7. Your brand isn’t resonating

Although user experience design isn’t brand design, these two things often come up together when your business is growing. If your brand message doesn’t resonate or if it is confusing your customers to an extent that they are unable to differentiate between your company brand and product brand, or might mistake you for your competitor software, it’s a sign it might be time to redesign. It is so because, your business, your products, and your customers have evolved since your software’s first launch, but your brand hasn’t kept up with the changes.

(Tone, value, and how you want to “treat” your users are important things to consider throughout your company’s experience, so running a branding initiative at about the same time as your UX makeover works very well. )

8. Technology debt is undermining growth 

We asked a group of developers what they think is the best indicator that an existing product needs to be rebuilt and redesigned. There were some important points worth emphasizing.

  • Stacks you are using are no longer maintained by their creators
  • Older technology poses a security risk (causing serious liability for your business)
  • Older technology stacks needing more effort to create and maintain the features and functionality than it should (Is there any logical math to keep old technology with the extra development effort needed?)
  • Your technology is holding your growth back (you can’t stay competitive because either things take too long or some customers can’t make the best use of your product)
  • Your developers are either losing interest or are starting to leave because they don’t want to continue working on old technology (is it worth losing good developers to keep your old design?)

All in all 

Every business needs to weigh the pros and cons of redesigning their UX and evolving their case to improve their user experience. We hope these reminders are helpful in thinking about the progress and business case you need in the future.

The key to using these reminders is being able to attach a value to them. For example, most companies have more support tickets than they can handle, but when you consider the costs as well as the opportunities, you may find it’s time to invest into enterprise UX redesign.

All technology based companies and brands have an increased need to stay relevant and competitive. For a lot of companies, especially in the FinTech and BioTech domain, user experience can be the biggest differentiator when it comes to delighting  people in a sales process and keeping users happy.

Every company should weigh the pros and cons of UX redesign and develop a case for improving their user experience. We hope these reminders help think about the progress, timing and business case you need in the future.

The key to using these prompts is to be able to assign them a value. For example, most companies have more support tickets than they want, but when you consider the costs as well as the opportunities, you may find it’s time to invest in a redesign process.
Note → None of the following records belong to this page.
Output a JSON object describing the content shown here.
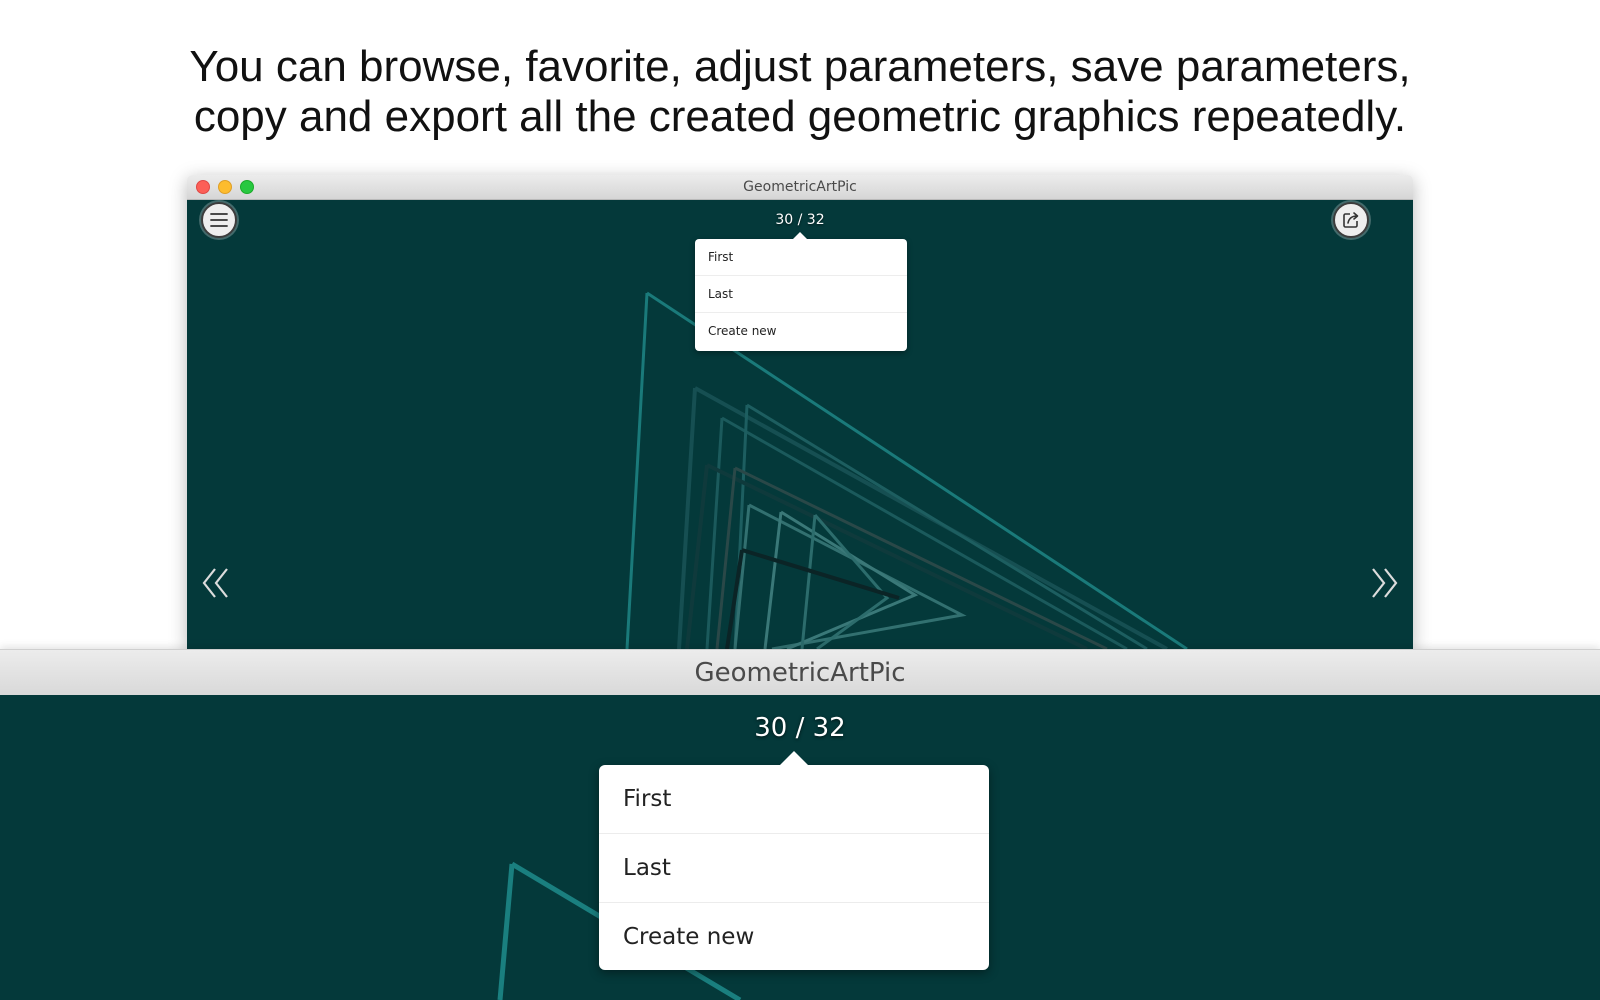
{
  "headline": {
    "line1": "You can browse, favorite, adjust parameters, save parameters,",
    "line2": "copy and export all the created geometric graphics repeatedly."
  },
  "window": {
    "title": "GeometricArtPic",
    "counter": "30 / 32",
    "menu": [
      "First",
      "Last",
      "Create new"
    ]
  },
  "zoom": {
    "title": "GeometricArtPic",
    "counter": "30 / 32",
    "menu": [
      "First",
      "Last",
      "Create new"
    ]
  },
  "icons": {
    "menu": "hamburger-menu-icon",
    "share": "share-export-icon",
    "previous": "double-chevron-left-icon",
    "next": "double-chevron-right-icon"
  },
  "colors": {
    "canvas_background": "#04393a",
    "art_stroke": "#1a7f7f",
    "popup_background": "#ffffff"
  }
}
All technology-based companies and brands have an increased need to stay relevant and competitive. For a lot of companies, especially in the FinTech and BioTech domains, user experience can be the biggest differentiator when it comes to delighting people in the sales process and keeping end users happy in the long term.

What’s the first step to improving the overall usability of your enterprise software product?
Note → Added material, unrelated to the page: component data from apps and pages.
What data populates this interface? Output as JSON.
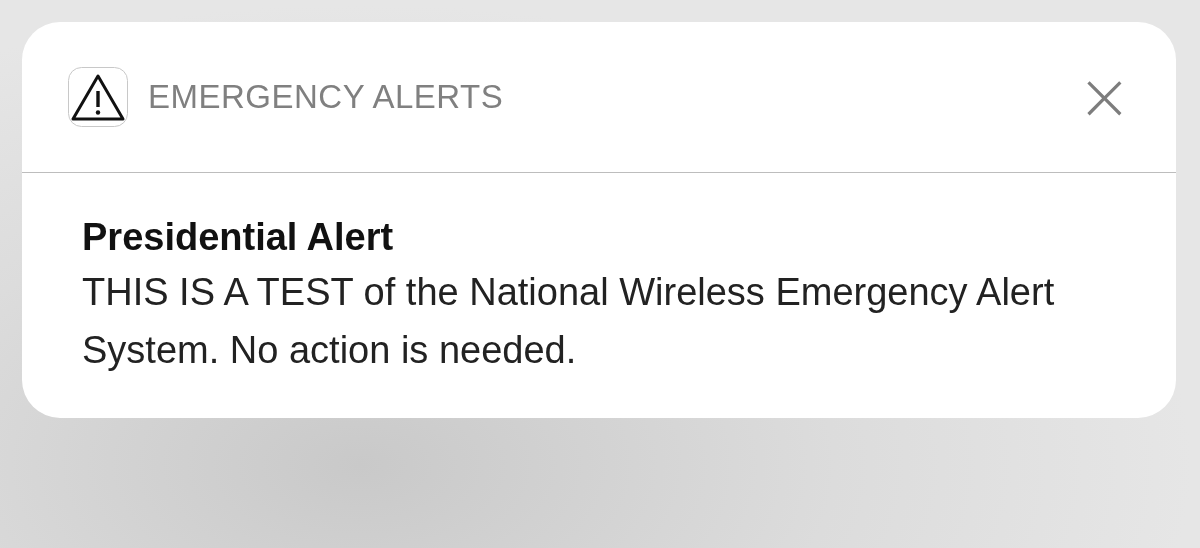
{
  "notification": {
    "app_name": "EMERGENCY ALERTS",
    "title": "Presidential Alert",
    "body": "THIS IS A TEST of the National Wireless Emergency Alert System. No action is needed.",
    "close_button": "×"
  }
}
If you’ve been struggling to implement complex enterprise software product features that your users find intuitive to use, we have put together a world-class human-centric agile design process for you. Let’s talk to help you improve your software implementation and overall usability.
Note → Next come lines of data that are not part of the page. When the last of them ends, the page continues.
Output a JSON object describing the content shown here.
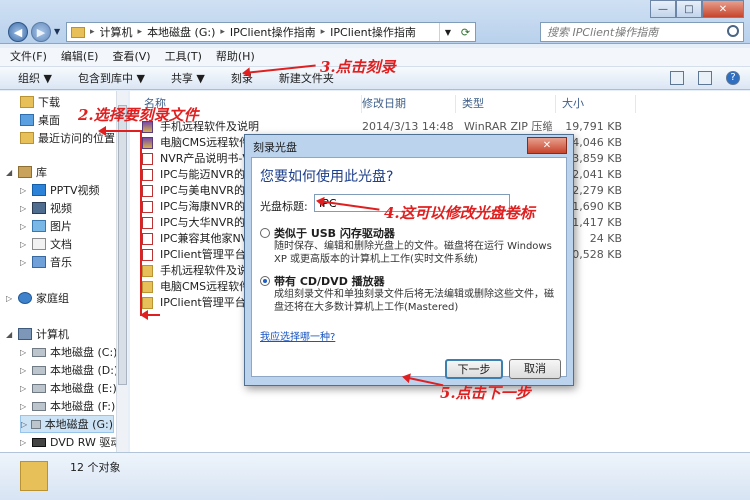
{
  "window": {
    "address": [
      "计算机",
      "本地磁盘 (G:)",
      "IPClient操作指南",
      "IPClient操作指南"
    ],
    "search_placeholder": "搜索 IPClient操作指南",
    "controls": [
      "—",
      "□",
      "✕"
    ]
  },
  "menubar": [
    "文件(F)",
    "编辑(E)",
    "查看(V)",
    "工具(T)",
    "帮助(H)"
  ],
  "commandbar": [
    "组织 ▼",
    "包含到库中 ▼",
    "共享 ▼",
    "刻录",
    "新建文件夹"
  ],
  "navpane": [
    {
      "label": "下载",
      "icon": "folder"
    },
    {
      "label": "桌面",
      "icon": "desk"
    },
    {
      "label": "最近访问的位置",
      "icon": "folder"
    },
    {
      "label": "库",
      "icon": "lib"
    },
    {
      "label": "PPTV视频",
      "icon": "pptv"
    },
    {
      "label": "视频",
      "icon": "video"
    },
    {
      "label": "图片",
      "icon": "pic"
    },
    {
      "label": "文档",
      "icon": "doc"
    },
    {
      "label": "音乐",
      "icon": "music"
    },
    {
      "label": "家庭组",
      "icon": "home"
    },
    {
      "label": "计算机",
      "icon": "pc"
    },
    {
      "label": "本地磁盘 (C:)",
      "icon": "disk"
    },
    {
      "label": "本地磁盘 (D:)",
      "icon": "disk"
    },
    {
      "label": "本地磁盘 (E:)",
      "icon": "disk"
    },
    {
      "label": "本地磁盘 (F:)",
      "icon": "disk"
    },
    {
      "label": "本地磁盘 (G:)",
      "icon": "disk"
    },
    {
      "label": "DVD RW 驱动",
      "icon": "dvd"
    }
  ],
  "columns": [
    "名称",
    "修改日期",
    "类型",
    "大小"
  ],
  "files": [
    {
      "name": "手机远程软件及说明",
      "date": "2014/3/13 14:48",
      "type": "WinRAR ZIP 压缩...",
      "size": "19,791 KB",
      "icon": "zip"
    },
    {
      "name": "电脑CMS远程软件",
      "date": "",
      "type": "",
      "size": "4,046 KB",
      "icon": "zip"
    },
    {
      "name": "NVR产品说明书-V",
      "date": "",
      "type": "",
      "size": "3,859 KB",
      "icon": "pdf"
    },
    {
      "name": "IPC与能迈NVR的",
      "date": "",
      "type": "",
      "size": "2,041 KB",
      "icon": "pdf"
    },
    {
      "name": "IPC与美电NVR的",
      "date": "",
      "type": "",
      "size": "2,279 KB",
      "icon": "pdf"
    },
    {
      "name": "IPC与海康NVR的",
      "date": "",
      "type": "",
      "size": "1,690 KB",
      "icon": "pdf"
    },
    {
      "name": "IPC与大华NVR的",
      "date": "",
      "type": "",
      "size": "1,417 KB",
      "icon": "pdf"
    },
    {
      "name": "IPC兼容其他家NV",
      "date": "",
      "type": "",
      "size": "24 KB",
      "icon": "pdf"
    },
    {
      "name": "IPClient管理平台",
      "date": "",
      "type": "",
      "size": "20,528 KB",
      "icon": "pdf"
    },
    {
      "name": "手机远程软件及说",
      "date": "",
      "type": "",
      "size": "",
      "icon": "folder"
    },
    {
      "name": "电脑CMS远程软件",
      "date": "",
      "type": "",
      "size": "",
      "icon": "folder"
    },
    {
      "name": "IPClient管理平台",
      "date": "",
      "type": "",
      "size": "",
      "icon": "folder"
    }
  ],
  "status": {
    "count": "12 个对象"
  },
  "dialog": {
    "title": "刻录光盘",
    "close": "✕",
    "heading": "您要如何使用此光盘?",
    "label": "光盘标题:",
    "input_value": "IPC",
    "option1": {
      "title": "类似于 USB 闪存驱动器",
      "desc": "随时保存、编辑和删除光盘上的文件。磁盘将在运行 Windows XP 或更高版本的计算机上工作(实时文件系统)"
    },
    "option2": {
      "title": "带有 CD/DVD 播放器",
      "desc": "成组刻录文件和单独刻录文件后将无法编辑或删除这些文件，磁盘还将在大多数计算机上工作(Mastered)"
    },
    "link": "我应选择哪一种?",
    "next": "下一步",
    "cancel": "取消"
  },
  "annotations": {
    "a1": "2.选择要刻录文件",
    "a3": "3.点击刻录",
    "a4": "4.这可以修改光盘卷标",
    "a5": "5.点击下一步"
  },
  "colors": {
    "annotation": "#e02020",
    "link": "#1a56c0",
    "heading": "#1e3f8a"
  }
}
If we’ve missed anything, please let us know, like you, we’re interested in continuous improvement so please reach out to us.